Schematics for Simulation
For simulation of electrical circuits, you’ll need a tool that you can create a schematic with that will also have an associated netlist. For example, the netlist files that SPICE simulators use will often contain information about the diagram, as well as modeling and simulation information. Generally, you will have to get a little deeper into the specifics of the circuit in order to successfully simulate it. Instead of using a generic op amp symbol, you’ll now need to specify some of the finer details: What voltages will you provide to the supply pins? Which specific op amp do you want to run your simulation with? What is the output of your circuit going to be connected to (in order to observe the effect of loading in your design)?
LTspice is a popular tool for SPICE simulation, and there’s plenty of information available if you want to learn how to use it. One place to start is with the LTspice IV Getting Started Guide (PDF). But, as mentioned before, you have to get very specific about your circuit and be sure you’ve defined your input signal, supplies, simulation type, etc. Also, a SPICE tool is very handy for drawing and simulating analog circuits, but won’t do much for you if you want to draw up a diagram for a mixed-signal or digital circuit.
Schematics for Building
If you need to build a circuit, either breadboard or PCB (printed circuit board), then you’ll want to use a tool that can link a schematic to a physical layout. Fritzing is a great choice for this—it’s very easy to learn, and can handle both simple PCB layouts, as well as breadboard layouts. You shouldn’t have any trouble finding tutorials for Fritizing on the web, but a good place to start is http://fritzing.org/learning/.
I usually start by building my schematic. Once I have that pulled together, I start working on the breadboard like a puzzle. This is one of my favorite things about Fritzing—it allows me to quickly see how to put my breadboard layout together before I start trimming and stripping wires.
When creating a schematic for the purpose of building a circuit, you’ll notice that the tool wants to account for every pin on the device. So, in the Fritzing screenshot in Figure 4, you’ll see there are some unconnected pins (in red). Because the purpose of Fritzing is to get you to a breadboard (or PCB), all physical pins are included in the symbols, even though some of the pins may not be connected to anything.
Fritzing, like most physical layout tools, syncs the schematic devices and connections with the layout view.
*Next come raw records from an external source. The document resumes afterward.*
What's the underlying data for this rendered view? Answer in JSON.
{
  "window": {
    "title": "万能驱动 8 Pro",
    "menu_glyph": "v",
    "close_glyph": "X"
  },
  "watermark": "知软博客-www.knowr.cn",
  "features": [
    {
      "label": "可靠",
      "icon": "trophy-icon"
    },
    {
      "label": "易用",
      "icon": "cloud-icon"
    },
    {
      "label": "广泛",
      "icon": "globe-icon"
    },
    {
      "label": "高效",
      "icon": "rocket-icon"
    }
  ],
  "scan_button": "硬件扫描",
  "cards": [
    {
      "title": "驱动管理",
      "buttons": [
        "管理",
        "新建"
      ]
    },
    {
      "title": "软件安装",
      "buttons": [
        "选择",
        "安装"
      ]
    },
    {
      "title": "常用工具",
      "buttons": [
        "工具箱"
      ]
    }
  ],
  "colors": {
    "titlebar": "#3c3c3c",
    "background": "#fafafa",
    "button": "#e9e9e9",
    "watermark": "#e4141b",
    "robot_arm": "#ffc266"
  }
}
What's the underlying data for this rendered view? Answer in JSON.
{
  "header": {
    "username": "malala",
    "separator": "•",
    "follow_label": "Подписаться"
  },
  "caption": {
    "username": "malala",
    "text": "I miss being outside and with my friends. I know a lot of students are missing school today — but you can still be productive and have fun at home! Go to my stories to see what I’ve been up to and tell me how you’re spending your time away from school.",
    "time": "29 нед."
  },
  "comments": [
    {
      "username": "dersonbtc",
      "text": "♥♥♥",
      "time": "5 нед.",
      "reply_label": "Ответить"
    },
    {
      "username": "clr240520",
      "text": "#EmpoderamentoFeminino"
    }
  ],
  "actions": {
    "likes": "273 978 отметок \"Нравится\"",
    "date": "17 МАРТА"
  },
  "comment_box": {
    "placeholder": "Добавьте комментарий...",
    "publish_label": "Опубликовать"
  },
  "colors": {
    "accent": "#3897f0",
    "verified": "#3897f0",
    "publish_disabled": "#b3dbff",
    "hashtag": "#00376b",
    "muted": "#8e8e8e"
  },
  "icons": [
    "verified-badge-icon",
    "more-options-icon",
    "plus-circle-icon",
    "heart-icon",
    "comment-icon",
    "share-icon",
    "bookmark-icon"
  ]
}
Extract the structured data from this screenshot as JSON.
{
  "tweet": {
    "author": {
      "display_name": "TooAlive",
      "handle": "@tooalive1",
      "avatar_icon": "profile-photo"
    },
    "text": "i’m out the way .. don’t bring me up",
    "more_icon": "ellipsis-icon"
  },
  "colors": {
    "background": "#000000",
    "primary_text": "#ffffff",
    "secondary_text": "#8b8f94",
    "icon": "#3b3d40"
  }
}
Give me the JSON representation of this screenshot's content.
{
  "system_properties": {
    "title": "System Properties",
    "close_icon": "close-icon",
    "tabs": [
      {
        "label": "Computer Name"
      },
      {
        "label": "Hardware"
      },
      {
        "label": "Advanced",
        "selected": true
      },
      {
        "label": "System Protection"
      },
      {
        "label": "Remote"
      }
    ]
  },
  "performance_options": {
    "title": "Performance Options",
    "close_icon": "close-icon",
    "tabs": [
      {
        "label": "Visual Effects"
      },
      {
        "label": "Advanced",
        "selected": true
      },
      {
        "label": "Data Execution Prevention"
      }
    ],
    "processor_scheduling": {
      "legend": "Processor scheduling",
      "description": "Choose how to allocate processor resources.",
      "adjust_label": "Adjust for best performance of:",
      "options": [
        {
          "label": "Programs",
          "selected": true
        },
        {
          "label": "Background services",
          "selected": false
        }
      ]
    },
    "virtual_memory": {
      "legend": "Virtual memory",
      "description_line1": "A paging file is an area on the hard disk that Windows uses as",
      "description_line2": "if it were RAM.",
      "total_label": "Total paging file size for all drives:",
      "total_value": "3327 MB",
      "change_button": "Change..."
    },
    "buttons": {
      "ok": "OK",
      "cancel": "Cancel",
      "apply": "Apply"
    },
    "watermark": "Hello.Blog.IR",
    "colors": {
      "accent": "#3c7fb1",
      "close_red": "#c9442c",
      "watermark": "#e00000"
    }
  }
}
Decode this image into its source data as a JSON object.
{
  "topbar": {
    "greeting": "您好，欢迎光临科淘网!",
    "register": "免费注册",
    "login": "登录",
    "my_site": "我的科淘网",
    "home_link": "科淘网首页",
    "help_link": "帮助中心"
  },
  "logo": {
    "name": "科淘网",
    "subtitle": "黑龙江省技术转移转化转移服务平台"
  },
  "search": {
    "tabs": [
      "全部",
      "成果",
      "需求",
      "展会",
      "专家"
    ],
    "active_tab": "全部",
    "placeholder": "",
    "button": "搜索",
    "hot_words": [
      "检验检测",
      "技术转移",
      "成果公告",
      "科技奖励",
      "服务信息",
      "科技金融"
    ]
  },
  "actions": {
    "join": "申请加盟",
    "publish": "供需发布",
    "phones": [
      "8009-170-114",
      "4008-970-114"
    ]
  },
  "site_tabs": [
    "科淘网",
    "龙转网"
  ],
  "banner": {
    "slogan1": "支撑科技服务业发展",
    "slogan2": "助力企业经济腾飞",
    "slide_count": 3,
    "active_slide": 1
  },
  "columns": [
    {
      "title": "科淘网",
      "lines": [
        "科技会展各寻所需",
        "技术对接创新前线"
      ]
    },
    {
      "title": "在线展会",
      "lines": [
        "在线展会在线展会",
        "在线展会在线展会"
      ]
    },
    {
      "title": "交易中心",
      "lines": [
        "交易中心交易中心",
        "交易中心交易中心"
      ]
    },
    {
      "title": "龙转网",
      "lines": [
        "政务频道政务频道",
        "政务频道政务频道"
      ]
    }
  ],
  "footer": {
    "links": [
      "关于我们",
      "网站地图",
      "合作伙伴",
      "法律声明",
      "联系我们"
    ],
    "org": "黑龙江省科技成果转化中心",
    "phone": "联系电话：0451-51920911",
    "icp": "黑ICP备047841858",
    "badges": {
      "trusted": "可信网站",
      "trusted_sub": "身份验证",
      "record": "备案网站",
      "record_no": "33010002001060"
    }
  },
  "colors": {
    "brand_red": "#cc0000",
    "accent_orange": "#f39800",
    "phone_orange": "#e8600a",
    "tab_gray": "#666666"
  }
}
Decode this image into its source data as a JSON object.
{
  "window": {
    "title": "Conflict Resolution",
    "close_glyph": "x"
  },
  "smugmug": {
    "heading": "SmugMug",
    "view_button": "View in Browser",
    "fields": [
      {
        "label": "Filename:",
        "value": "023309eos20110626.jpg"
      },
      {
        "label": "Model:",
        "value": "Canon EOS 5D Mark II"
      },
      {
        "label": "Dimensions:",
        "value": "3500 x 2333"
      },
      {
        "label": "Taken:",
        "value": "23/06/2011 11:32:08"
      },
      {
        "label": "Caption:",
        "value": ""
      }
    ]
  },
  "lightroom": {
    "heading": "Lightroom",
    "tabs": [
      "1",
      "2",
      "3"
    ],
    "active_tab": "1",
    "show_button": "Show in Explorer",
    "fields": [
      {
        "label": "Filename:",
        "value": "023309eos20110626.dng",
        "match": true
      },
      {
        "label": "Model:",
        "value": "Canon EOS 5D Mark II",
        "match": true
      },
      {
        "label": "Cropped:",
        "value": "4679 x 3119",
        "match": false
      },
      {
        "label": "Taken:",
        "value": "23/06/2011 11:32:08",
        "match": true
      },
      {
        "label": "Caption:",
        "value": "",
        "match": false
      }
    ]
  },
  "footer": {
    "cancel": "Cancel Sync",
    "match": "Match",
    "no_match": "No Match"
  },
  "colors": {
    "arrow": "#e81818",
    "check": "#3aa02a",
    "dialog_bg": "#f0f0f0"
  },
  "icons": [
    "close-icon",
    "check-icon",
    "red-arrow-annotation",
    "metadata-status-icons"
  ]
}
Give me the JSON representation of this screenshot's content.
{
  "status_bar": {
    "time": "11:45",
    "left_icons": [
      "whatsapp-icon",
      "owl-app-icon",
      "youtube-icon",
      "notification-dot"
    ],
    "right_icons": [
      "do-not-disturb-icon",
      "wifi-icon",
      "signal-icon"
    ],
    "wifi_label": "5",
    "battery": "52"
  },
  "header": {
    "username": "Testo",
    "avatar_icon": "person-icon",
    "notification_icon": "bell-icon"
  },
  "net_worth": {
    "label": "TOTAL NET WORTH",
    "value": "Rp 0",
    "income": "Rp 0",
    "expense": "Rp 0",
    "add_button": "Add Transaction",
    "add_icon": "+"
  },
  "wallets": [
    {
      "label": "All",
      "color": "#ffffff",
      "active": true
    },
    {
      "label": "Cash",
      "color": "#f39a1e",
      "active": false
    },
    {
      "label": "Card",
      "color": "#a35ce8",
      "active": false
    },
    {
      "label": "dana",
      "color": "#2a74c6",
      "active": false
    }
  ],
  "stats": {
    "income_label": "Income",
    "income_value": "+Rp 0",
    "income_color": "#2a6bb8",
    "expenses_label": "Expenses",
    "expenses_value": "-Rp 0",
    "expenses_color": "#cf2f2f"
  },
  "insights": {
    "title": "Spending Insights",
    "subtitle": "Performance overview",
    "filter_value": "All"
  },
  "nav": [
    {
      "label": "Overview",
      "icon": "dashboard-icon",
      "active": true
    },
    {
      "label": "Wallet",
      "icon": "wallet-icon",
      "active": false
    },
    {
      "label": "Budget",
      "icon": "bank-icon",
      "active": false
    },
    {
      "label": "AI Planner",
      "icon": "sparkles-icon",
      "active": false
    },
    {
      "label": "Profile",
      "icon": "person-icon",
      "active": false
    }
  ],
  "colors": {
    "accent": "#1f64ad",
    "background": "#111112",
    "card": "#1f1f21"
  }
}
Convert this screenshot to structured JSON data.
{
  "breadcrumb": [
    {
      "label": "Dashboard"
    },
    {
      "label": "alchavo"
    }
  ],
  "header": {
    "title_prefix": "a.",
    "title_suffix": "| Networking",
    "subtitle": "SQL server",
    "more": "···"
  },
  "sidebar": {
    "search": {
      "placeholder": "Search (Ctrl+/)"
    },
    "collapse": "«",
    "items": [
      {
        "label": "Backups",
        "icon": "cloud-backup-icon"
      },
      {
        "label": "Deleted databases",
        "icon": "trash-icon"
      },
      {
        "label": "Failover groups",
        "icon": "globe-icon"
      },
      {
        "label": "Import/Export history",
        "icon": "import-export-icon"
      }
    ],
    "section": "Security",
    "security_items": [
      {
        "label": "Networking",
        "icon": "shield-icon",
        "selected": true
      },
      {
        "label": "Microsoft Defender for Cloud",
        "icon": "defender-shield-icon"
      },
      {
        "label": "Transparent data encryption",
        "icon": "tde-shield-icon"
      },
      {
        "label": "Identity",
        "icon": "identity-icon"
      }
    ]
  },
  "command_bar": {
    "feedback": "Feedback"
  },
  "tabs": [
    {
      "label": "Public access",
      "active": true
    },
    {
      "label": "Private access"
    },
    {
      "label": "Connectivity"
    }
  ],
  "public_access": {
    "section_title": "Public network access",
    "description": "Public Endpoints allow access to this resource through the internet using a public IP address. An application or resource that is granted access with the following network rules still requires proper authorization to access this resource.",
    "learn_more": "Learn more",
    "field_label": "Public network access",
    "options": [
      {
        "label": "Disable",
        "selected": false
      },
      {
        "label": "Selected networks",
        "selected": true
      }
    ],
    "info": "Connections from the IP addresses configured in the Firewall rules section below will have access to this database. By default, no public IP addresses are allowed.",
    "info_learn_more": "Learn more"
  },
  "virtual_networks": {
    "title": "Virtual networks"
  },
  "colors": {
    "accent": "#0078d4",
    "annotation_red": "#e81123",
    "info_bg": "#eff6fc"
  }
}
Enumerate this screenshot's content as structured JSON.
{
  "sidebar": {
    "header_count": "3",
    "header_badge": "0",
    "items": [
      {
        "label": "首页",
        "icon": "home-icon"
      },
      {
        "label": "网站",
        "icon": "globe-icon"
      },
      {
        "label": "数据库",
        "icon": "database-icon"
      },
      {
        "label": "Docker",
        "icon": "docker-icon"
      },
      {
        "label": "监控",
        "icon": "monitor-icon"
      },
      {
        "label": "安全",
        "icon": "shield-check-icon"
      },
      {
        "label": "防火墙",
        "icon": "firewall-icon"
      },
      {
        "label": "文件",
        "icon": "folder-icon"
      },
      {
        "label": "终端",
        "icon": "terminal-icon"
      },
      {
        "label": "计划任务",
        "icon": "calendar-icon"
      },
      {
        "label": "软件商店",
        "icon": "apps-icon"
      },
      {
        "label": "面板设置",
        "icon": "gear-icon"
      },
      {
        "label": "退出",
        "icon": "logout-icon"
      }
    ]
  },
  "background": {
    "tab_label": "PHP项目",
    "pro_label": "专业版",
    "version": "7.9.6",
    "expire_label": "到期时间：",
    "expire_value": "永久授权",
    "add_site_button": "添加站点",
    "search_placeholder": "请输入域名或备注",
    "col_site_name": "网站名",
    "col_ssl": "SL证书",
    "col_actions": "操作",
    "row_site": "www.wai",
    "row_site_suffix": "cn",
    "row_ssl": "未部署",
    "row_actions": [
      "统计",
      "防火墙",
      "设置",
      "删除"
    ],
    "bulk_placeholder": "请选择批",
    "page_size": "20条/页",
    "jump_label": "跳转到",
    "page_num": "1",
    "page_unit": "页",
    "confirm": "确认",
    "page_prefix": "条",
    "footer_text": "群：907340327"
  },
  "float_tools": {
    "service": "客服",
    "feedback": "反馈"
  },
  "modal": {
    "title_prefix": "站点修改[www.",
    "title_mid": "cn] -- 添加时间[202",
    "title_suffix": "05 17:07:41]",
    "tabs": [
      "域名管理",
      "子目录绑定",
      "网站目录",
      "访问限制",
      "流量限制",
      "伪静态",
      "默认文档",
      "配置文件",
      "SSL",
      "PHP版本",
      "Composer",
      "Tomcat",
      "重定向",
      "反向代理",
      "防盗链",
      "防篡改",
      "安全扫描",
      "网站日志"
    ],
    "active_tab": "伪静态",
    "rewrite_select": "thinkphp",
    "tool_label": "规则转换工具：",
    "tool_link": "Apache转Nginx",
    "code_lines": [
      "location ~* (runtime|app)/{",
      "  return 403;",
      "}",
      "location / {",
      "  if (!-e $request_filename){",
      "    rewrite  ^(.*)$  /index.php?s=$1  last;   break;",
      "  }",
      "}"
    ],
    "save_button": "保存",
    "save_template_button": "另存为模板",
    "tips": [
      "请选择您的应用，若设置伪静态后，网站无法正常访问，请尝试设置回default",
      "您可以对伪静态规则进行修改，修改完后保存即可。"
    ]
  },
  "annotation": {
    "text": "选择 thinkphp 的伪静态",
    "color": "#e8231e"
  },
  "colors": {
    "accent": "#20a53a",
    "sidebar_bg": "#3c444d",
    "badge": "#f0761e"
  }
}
When you build up your schematic, the breadboard (and PCB) view will display light dotted lines to indicate connections that need to be wired up.
Although I hope this was a helpful overview of a handful of schematic related tools, there are certainly many others I did not cover here. With a little digging, you’ll find many other tools that might prove more useful to your project than what I’ve explored in this article. I’d love to hear what other tools you find useful.
And finally, a circuit quiz.
Continuing in our tradition of stimulating your thought process, this month’s quiz is …
Two experiments are conducted on the same Thevenin equivalent network, and the current, i, is measured for each case. What is the Thevenin equivalent voltage and resistance of the network?